Secretary of State Hillary Rodham Clinton was released from a New York hospital Wednesday evening after doctors treated her for a blood clot that had formed behind her ear.
"Her medical team advised her that she is making good progress on all fronts, and they are confident she will make a full recovery," Philippe Reines, deputy assistant secretary of State, said in a statement. "She's eager to get back to the office, and we will keep you updated on her schedule as it becomes clearer in the coming days."
Clinton had been hospitalized Sunday at New York-Presbyterian Hospital when an MRI turned up the clot, called a right transverse sinus venous thrombosis.
The scan was part of follow-up treatment she'd been receiving for a concussion after taking a fall three weeks ago while she was fighting the flu. The concussion forced her to cancel an appearance before a congressional committee looking into the attack on the U.S. diplomatic compound in Benghazi, Libya. Her failure to appear at the hearing prompted murmurs in some conservative circles that she was trying to avoid inquisitors.

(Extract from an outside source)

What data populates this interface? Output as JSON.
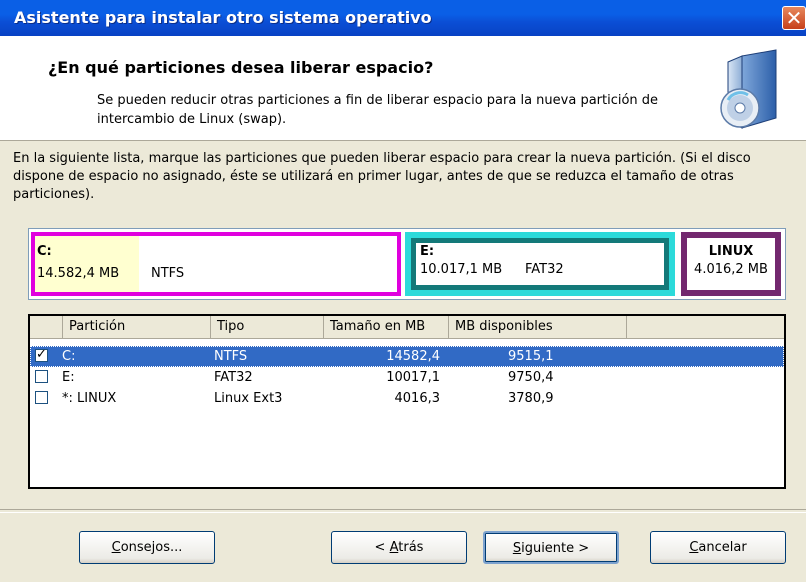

Doctors said the clot didn’t result in a stroke or any neurological damage. Clinton was treated for a blood clot in her leg in 1998.
Clinton is in her closing weeks serving as secretary of State, with Sen. John F. Kerry (D-Mass.) expected to succeed her.